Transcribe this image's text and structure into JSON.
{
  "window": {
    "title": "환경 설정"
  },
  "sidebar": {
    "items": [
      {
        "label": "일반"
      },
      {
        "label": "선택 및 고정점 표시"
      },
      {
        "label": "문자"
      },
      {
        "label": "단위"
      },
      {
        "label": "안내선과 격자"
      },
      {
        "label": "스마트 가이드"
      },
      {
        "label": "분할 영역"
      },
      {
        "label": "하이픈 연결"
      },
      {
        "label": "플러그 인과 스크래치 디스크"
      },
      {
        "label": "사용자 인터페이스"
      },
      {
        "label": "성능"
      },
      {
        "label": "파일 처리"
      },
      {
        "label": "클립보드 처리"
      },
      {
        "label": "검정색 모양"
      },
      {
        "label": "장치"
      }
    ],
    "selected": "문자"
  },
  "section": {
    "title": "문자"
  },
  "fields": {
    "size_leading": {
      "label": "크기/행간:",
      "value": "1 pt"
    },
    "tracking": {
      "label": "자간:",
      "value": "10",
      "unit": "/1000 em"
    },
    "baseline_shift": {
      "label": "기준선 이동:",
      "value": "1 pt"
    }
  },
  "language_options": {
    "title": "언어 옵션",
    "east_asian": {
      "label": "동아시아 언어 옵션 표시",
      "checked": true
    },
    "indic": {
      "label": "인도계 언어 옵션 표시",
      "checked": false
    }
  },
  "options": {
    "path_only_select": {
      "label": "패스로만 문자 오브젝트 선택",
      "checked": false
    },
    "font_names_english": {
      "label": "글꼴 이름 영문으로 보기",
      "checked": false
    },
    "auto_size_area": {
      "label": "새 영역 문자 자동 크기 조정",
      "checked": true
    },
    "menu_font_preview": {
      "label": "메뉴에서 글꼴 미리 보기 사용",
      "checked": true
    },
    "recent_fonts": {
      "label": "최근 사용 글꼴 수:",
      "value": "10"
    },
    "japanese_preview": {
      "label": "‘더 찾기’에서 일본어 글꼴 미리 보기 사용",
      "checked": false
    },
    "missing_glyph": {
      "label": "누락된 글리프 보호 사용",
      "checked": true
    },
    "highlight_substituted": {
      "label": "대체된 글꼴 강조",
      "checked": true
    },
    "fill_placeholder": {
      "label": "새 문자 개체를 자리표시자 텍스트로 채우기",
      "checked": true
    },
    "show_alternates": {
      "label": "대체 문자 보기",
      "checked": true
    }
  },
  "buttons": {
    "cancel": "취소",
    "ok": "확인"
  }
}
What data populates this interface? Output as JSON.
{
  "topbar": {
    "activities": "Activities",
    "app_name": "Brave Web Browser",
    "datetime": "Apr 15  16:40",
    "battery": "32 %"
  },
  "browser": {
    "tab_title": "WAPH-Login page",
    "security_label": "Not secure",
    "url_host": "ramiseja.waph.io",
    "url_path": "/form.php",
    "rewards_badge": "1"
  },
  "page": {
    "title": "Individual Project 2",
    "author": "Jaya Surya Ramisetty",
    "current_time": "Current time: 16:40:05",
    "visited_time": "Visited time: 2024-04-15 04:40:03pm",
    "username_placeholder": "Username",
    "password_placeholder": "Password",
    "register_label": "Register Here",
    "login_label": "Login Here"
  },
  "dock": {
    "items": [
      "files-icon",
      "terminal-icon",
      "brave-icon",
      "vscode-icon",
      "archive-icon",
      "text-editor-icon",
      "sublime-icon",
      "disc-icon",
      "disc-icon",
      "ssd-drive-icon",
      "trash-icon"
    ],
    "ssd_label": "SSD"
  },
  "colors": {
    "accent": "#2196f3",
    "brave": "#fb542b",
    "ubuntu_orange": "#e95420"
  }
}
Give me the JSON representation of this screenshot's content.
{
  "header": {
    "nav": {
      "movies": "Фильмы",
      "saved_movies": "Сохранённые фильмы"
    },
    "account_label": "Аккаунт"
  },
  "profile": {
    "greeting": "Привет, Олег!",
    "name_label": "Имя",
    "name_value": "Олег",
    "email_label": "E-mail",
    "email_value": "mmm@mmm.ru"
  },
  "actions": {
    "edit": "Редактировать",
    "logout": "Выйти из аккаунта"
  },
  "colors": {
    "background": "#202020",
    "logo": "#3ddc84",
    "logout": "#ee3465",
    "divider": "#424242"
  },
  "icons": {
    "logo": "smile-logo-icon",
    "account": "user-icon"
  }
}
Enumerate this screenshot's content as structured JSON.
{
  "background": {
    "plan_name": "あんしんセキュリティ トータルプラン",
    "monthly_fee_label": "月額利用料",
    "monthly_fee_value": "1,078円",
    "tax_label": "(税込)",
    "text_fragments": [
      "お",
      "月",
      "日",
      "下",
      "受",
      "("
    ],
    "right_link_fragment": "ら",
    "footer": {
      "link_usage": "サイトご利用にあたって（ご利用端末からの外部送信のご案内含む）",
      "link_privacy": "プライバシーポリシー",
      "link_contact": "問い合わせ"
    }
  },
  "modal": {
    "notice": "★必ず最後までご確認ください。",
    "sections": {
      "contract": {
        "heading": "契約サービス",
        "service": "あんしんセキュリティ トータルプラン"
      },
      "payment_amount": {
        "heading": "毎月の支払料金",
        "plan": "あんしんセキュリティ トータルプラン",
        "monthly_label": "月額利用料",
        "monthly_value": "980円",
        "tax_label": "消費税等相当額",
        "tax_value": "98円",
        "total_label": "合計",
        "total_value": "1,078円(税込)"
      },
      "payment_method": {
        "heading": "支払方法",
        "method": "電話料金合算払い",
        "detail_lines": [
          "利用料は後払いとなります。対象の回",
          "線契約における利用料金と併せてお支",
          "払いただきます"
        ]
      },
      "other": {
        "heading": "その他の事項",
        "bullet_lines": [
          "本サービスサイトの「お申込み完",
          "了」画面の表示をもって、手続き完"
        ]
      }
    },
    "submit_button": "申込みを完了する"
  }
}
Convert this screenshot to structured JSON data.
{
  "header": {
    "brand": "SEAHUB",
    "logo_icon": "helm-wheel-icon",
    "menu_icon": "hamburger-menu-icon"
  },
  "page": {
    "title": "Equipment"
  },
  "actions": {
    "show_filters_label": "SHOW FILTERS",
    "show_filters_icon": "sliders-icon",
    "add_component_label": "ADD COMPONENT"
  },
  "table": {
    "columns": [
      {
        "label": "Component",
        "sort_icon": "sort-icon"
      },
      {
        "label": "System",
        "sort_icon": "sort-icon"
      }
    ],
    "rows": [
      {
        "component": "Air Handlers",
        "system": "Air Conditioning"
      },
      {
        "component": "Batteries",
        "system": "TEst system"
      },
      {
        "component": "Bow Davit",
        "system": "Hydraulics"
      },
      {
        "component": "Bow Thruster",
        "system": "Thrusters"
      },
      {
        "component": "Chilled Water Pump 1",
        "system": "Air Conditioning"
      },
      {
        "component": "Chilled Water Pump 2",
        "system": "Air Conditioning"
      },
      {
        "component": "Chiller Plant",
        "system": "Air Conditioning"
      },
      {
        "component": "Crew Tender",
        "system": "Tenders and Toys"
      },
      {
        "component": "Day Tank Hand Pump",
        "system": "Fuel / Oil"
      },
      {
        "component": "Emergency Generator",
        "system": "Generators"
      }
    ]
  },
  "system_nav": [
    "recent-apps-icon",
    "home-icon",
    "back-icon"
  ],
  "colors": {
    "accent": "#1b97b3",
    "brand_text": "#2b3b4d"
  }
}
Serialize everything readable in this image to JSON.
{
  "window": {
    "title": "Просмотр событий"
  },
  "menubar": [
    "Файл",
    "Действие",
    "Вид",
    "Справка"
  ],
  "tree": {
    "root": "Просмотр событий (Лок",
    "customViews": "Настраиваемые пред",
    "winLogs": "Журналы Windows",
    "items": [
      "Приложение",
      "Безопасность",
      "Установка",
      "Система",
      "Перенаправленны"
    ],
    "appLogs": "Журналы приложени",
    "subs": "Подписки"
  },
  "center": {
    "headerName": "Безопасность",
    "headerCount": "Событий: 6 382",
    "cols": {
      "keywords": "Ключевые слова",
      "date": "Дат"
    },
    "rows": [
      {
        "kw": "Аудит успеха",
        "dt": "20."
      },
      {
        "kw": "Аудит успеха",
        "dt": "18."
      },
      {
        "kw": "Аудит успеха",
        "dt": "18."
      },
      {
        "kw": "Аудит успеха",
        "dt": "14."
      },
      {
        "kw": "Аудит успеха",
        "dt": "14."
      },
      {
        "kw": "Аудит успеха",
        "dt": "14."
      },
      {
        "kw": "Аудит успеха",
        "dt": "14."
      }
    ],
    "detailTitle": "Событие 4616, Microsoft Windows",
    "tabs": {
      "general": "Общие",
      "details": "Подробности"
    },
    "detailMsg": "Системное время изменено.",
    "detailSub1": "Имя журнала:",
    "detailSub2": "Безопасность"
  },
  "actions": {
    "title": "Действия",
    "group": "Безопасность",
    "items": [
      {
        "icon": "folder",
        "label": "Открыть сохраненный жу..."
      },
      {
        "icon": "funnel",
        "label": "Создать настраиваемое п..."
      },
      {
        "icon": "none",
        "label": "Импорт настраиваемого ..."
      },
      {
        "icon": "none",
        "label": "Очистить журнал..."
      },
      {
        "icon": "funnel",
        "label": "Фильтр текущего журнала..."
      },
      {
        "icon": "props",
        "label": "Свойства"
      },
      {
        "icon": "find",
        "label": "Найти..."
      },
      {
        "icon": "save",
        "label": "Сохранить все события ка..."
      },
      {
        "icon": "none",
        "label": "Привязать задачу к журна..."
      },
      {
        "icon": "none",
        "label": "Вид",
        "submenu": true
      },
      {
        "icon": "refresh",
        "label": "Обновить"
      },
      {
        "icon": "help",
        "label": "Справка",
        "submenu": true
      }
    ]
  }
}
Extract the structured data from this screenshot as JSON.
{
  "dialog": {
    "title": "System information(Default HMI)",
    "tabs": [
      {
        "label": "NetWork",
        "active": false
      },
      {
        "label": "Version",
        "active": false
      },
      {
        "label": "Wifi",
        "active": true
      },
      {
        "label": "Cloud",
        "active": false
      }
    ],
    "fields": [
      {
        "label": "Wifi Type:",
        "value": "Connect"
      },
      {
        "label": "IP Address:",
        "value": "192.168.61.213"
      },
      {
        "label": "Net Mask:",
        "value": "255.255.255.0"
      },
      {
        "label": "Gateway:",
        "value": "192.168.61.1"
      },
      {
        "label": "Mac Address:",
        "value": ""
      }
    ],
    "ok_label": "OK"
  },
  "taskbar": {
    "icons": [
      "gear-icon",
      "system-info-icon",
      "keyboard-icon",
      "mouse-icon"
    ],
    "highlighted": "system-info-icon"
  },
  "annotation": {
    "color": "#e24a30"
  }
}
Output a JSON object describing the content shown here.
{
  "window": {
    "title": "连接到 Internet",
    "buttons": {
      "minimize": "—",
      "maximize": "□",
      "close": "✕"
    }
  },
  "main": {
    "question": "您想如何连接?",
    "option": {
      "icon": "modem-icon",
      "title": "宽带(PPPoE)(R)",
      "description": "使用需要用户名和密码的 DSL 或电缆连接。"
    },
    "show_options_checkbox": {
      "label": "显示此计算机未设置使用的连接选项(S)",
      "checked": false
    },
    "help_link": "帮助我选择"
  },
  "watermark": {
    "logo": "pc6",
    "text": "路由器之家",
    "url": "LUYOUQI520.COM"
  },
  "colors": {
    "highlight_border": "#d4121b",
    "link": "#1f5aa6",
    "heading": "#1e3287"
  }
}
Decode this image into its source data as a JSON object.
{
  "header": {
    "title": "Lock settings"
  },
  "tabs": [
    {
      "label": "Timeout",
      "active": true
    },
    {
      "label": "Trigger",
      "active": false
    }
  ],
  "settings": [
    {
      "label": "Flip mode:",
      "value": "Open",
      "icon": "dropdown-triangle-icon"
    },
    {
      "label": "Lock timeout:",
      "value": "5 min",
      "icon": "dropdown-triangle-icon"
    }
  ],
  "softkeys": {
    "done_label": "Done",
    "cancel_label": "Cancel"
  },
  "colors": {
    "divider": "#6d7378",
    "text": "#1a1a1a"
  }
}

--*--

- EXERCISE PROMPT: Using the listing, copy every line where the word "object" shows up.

- ANSWER:
Output a JSON object describing the content shown here.
Decode this image into its source data as a JSON object.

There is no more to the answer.